Like many transgender children, Kaden Merrill knew from an early age that his gender was different than what he was assigned at birth.
At age 5, in Chandler, Ariz., Kaden asked his mom why he kept having dreams he was a boy.
“At the time, I didn’t know what to make of it and reached out to a friend of mine from the LGBTQ community,” said his mom Angelina Merrill. “When he was 10 he started having anxiety issues and our doctor felt we should start medicating him. That didn’t work.”
Then Kaden saw an episode of The Oprah Winfrey Show featuring a transgender person.
“I realized that’s what I was trying to express this whole time,” Kaden said. “I went to mom and told her I thought I was transgender.”

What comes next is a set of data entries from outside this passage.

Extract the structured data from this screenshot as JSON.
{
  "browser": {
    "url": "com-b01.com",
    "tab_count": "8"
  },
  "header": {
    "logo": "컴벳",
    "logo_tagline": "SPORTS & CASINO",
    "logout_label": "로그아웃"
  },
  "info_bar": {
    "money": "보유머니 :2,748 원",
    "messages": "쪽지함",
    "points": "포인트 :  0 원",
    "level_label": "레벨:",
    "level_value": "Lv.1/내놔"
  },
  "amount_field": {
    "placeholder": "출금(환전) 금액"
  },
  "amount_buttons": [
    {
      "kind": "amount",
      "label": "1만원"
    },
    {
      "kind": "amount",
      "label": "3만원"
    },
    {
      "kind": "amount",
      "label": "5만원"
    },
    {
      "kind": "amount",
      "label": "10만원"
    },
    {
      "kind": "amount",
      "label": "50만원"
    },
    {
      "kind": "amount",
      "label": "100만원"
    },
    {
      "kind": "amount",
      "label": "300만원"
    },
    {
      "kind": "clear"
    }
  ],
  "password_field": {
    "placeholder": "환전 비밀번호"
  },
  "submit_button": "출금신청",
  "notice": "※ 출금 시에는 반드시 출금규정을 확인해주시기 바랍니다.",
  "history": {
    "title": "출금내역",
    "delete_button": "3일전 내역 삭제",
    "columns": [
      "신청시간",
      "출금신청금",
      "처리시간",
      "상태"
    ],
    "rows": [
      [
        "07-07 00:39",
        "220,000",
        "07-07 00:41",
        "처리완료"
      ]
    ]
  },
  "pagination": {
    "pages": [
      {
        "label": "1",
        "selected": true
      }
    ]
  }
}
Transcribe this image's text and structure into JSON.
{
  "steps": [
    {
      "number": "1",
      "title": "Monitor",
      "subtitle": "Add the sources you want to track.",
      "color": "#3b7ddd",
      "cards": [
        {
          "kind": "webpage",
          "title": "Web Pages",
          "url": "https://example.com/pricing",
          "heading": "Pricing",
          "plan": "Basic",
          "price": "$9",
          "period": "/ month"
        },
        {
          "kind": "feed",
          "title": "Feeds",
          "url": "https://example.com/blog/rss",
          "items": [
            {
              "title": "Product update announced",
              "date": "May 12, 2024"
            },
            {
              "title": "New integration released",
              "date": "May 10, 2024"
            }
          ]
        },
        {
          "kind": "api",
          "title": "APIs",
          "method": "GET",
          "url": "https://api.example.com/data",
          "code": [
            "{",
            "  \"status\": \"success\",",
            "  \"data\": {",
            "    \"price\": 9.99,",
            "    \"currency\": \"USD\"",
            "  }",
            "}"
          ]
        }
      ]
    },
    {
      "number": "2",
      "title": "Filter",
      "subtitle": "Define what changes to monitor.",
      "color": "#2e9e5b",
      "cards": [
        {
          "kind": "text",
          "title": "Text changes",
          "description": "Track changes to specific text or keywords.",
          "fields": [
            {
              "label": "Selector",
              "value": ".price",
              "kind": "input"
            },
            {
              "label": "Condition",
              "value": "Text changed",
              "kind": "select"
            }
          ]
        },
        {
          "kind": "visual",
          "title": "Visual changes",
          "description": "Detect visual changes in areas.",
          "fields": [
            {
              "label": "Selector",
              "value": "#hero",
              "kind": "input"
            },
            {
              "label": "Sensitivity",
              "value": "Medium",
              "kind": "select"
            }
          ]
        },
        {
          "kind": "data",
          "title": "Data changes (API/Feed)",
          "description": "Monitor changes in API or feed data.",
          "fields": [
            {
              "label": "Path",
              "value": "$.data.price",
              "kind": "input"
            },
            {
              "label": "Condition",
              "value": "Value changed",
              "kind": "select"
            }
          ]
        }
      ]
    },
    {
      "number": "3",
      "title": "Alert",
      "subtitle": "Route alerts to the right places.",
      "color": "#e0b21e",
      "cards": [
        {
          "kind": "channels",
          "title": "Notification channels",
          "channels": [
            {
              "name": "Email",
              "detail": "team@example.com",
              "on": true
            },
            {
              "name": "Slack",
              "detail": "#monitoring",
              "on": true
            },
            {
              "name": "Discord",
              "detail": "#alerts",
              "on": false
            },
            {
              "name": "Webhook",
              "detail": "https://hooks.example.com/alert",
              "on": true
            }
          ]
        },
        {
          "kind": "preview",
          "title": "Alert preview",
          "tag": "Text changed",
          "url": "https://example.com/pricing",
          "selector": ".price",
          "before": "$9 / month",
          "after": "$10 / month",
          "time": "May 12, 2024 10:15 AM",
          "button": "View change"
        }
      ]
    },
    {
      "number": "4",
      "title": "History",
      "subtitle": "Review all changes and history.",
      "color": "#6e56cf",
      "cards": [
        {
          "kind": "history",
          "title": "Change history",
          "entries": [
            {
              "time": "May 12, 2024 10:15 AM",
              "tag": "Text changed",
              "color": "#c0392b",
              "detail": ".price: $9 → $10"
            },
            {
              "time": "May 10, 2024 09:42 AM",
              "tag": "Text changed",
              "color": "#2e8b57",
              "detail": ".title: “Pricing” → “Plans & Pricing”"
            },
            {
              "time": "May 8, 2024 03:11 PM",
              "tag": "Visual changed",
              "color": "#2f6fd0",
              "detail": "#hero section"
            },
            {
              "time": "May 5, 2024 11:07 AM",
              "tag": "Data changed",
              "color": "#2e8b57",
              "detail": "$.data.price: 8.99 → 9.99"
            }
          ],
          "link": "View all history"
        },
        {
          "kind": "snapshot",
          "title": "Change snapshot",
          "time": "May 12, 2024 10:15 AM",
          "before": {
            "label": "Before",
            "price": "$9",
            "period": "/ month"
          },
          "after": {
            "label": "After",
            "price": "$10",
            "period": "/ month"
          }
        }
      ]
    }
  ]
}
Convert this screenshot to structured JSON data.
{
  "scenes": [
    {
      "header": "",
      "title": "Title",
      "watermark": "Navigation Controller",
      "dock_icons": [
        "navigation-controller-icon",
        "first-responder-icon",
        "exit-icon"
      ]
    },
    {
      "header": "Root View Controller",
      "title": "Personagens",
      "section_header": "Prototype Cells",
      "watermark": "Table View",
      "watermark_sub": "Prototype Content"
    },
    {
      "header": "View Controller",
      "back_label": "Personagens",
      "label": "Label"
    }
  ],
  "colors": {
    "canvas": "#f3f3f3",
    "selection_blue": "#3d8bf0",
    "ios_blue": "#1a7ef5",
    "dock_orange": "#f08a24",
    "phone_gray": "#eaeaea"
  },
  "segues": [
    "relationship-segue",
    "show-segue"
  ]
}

“It took me about three days to do the research and read up on it until I got it,” Angelina said. “From there it was just about figuring out how to love and support my kid. We started looking for counselors who had experience working with LGBTQ kids. During his first appointed, I went outside, and when I came back in, his counselor said he knows exactly who he is.”
From that day, Kaden and his mom took their story to the world in the hopes of creating better understanding about the experiences of transgender kids.
Kaden and his mom were featured on The Oprah Winfrey Show twice, 48 Hours, CBS News and the Discovery Channel. There have been stories on Huffington Post and in many other outlets across the country.
Five years ago, when Kaden was 20, the family moved to Oregon in the hopes of finding a more supportive community to set down some roots.
What they discovered is thatOregon is on the forefront of LGBTQ equality nationally, however transgender Oregonians still experience discrimination, particularly when trying to access health care.
“I am fortunate to have good health insurance through my mother’s employer,” he said. “When we moved here, I established a relationship with a primary care provider in Hillsboro. As a transgender man, I recognize I am still at risk for cervical cancer. Despite my repeated requests, my doctor told me I didn’t need a Pap screening. I continued to ask. After three years, my doctor acknowledged she did not know how to treat me and recommended I find another doctor.”
Kaden switched doctors and finally received a Pap screening. It came back positive for pre-cancerous cells. To prevent the spread of cancer, his physician recommended a hysterectomy, which he was prepared for, but his insurance provider denied treatment because it didn’t have a code that would allow a transgender man to have a hysterectomy.
In January, his mother changed jobs. They now have new insurance and a new doctor, Dr. Megan Bird of Legacy Health Systems (also on the Board of Basic Rights Oregon).
“Fortunately, I have a physician well-versed in serving transgender people. However, a recent Pap screening revealed the cancer cells have spread, making my need for a hysterectomy even more acute,” Kaden said. “It’s been two months, I am currently working with my health insurance provider to approve the procedure so the pre-cancerous cells can be removed.”
So as Kaden waits to get approval for surgery, he is working with Basic Rights Oregon, ACLU of Oregon, APANO, Family Forward Oregon, NARAL Pro-Choice Oregon, Oregon Latino Health Coalition, Planned Parenthood and Western States Center to help end health care discrimination against transgender Oregonians.
On March 15, he testified in the Oregon Legislature on HB 3391, the Reproductive Health Equity bill, which would ensure coverage for a full spectrum of reproductive health services regardless of income, citizenship status, gender identity and type of insurance.
Today, Kaden is sharing his story for a bill we’re sponsoring to reduce the number of insurance carriers who can deny coverage to a person based on their gender identity.
HB 3060 will help level the playing field and reduce discrimination in the workplace by requiring prospective contractors seeking contracts worth more than $150,000 with the state to certify that they have policies and practices that prohibit sexual harassment, sexual assault and discrimination. This includes a prohibition on denying benefits to an employee or their dependent based solely on their gender identity, if the employer provides benefits.